> [What the exercise asks]: From the data below, return each line in which the string "this" is found.

> [Material provided]:
++++++++

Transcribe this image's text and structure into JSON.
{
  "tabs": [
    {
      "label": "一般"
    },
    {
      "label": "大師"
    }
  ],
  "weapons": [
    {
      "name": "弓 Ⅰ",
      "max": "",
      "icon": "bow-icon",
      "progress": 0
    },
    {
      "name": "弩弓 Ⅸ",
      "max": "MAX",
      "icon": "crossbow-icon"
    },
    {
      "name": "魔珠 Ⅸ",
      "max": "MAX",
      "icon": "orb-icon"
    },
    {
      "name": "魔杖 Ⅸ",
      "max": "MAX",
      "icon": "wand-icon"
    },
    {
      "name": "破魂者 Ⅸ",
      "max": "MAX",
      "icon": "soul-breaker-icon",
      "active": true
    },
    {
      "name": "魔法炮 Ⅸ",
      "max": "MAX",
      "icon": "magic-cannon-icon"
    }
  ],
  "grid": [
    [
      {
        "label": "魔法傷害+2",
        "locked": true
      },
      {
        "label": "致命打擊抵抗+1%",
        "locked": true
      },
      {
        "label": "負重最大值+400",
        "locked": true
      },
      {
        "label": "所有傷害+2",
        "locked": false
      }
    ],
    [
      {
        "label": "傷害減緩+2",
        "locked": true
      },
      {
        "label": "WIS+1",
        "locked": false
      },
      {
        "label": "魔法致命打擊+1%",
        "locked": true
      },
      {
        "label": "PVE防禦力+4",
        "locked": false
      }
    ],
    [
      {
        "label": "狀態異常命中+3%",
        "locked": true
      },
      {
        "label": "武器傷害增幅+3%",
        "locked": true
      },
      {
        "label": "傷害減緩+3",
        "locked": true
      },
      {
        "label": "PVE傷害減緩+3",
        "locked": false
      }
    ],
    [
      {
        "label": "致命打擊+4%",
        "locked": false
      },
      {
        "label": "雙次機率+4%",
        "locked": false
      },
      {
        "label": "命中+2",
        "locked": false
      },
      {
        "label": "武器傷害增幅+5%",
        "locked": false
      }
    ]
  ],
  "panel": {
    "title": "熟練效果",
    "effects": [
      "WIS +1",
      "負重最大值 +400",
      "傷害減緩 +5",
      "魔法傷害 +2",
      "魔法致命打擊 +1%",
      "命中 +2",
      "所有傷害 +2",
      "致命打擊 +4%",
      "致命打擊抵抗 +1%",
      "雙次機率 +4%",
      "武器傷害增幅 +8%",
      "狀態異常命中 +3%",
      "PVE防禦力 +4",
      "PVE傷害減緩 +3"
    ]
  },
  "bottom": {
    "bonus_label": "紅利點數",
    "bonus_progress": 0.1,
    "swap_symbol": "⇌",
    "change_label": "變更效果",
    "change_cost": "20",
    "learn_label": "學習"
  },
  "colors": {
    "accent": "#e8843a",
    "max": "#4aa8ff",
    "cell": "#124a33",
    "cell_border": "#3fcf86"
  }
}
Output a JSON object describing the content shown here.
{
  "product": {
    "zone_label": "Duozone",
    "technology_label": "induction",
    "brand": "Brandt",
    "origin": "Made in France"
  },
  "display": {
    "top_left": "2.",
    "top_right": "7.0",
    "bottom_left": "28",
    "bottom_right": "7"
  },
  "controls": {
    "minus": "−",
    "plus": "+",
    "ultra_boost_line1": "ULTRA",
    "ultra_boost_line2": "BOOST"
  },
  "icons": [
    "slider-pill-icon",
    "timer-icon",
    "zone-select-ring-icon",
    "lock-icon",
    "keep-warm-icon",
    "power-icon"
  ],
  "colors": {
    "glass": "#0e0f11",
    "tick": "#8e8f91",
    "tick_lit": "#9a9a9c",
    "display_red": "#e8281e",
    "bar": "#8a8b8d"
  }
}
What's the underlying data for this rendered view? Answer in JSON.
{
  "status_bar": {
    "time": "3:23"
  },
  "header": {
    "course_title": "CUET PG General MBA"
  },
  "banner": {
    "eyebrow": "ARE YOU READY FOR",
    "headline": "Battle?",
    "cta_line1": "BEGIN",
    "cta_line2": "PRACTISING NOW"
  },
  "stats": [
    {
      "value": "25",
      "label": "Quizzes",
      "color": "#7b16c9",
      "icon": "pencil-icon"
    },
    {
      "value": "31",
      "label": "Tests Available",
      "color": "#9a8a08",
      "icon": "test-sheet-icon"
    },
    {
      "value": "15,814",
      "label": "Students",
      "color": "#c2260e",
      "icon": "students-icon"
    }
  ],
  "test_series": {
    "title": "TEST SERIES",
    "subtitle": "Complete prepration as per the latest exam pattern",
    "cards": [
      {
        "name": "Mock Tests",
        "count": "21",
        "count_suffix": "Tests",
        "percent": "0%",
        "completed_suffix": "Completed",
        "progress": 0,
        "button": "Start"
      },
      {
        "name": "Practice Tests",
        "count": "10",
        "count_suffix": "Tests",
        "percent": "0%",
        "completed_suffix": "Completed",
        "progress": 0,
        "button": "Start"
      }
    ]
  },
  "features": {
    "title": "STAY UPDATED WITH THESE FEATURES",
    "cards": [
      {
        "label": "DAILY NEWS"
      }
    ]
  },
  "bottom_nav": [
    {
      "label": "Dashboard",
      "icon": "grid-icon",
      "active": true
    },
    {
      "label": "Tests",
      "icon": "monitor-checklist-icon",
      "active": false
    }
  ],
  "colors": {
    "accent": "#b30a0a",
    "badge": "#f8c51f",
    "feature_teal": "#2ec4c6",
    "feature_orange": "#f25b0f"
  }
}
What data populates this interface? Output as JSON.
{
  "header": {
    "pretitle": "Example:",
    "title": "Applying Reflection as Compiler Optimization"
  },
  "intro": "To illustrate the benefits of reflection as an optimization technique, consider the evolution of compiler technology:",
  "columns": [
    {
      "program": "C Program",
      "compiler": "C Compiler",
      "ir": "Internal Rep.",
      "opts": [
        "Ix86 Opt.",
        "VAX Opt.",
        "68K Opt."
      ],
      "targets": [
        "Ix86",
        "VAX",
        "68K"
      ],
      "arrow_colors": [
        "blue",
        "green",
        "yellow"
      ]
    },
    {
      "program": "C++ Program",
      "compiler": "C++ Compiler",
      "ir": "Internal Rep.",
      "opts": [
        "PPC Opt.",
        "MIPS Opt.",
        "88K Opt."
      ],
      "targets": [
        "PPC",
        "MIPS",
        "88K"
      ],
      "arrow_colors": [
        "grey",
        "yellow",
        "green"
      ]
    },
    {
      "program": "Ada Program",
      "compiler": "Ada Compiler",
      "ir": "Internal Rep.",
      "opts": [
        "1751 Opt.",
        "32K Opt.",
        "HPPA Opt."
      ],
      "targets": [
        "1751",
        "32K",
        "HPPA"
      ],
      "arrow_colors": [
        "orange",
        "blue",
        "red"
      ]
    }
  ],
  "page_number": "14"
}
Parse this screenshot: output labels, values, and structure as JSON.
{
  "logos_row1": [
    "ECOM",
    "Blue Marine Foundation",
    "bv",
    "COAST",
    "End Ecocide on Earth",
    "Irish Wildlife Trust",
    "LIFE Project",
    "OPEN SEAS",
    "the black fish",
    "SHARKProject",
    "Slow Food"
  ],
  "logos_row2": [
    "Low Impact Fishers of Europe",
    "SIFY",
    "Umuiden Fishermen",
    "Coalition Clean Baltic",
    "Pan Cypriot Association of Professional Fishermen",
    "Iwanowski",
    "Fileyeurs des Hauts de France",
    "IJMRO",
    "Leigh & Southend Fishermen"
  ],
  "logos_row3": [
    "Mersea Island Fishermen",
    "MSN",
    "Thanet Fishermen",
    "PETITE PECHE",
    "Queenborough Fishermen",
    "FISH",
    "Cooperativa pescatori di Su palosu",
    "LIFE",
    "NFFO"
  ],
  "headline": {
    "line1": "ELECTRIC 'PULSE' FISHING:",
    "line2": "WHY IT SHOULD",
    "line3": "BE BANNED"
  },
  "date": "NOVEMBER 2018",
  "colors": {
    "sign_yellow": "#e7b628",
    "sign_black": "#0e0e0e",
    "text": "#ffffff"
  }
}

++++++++

> [Response to the exercise]:
Transcribe this image's text and structure into JSON.
What's the underlying data for this rendered view? Answer in JSON.
What data populates this interface? Output as JSON.
Parse this screenshot: output labels, values, and structure as JSON.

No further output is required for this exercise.